■ EXERCISE DIRECTIONS ■
All lines holding the word "time" are to be copied from the records beneath.

■ Records drawn from a dataset ■
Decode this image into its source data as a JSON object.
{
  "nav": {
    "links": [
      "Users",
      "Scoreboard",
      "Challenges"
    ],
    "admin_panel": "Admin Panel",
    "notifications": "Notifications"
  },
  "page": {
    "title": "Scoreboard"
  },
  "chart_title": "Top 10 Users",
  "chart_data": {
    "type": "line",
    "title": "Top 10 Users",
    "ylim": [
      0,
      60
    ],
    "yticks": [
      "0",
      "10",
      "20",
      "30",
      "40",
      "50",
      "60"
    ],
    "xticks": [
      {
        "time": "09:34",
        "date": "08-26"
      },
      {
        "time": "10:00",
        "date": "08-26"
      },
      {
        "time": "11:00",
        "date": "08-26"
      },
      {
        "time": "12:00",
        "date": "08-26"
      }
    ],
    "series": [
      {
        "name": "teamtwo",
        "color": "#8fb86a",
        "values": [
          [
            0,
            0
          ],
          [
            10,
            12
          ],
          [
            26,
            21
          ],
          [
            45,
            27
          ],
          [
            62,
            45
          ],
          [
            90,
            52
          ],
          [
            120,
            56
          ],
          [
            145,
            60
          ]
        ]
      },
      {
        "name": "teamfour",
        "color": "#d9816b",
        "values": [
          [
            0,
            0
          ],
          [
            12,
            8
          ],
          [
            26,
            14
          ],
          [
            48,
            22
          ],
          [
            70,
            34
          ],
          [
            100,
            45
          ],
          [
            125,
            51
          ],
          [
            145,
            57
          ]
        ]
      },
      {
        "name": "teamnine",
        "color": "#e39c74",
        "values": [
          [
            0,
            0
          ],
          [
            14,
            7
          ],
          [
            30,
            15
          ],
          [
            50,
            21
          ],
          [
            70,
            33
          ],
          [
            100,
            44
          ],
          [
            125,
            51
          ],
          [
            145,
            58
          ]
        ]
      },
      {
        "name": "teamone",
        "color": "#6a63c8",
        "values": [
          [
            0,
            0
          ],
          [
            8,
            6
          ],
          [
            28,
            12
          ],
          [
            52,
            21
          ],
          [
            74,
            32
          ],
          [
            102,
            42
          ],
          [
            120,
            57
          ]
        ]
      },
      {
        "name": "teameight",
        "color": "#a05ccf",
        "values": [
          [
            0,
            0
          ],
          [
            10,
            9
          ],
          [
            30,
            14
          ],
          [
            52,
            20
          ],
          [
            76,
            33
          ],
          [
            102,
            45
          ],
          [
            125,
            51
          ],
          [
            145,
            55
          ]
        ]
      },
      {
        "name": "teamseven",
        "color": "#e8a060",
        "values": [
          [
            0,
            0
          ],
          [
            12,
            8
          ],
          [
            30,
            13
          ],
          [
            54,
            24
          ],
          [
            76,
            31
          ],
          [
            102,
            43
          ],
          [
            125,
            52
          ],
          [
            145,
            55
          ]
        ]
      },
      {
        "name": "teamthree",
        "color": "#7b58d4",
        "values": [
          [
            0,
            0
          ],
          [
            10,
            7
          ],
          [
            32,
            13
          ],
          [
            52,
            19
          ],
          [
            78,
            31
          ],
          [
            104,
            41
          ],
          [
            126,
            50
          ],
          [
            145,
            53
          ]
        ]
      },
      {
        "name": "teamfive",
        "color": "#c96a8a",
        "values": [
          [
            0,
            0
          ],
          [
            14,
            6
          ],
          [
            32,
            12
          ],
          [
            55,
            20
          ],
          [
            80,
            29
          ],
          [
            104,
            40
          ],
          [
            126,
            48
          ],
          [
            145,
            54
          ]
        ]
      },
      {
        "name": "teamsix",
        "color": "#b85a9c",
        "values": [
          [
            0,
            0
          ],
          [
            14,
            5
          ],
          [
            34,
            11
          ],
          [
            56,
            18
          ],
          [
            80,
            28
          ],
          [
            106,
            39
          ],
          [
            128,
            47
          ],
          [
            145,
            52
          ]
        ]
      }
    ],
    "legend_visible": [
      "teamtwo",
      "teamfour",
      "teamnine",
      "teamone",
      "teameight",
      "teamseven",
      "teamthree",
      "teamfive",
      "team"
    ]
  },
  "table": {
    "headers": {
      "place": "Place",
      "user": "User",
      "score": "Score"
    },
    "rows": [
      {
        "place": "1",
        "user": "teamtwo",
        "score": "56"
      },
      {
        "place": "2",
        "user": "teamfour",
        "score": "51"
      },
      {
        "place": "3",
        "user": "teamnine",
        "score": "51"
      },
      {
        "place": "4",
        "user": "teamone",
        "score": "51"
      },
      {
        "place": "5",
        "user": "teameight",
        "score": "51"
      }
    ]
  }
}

■ YOUR SOLUTION ■
        "time": "09:34",
        "time": "10:00",
        "time": "11:00",
        "time": "12:00",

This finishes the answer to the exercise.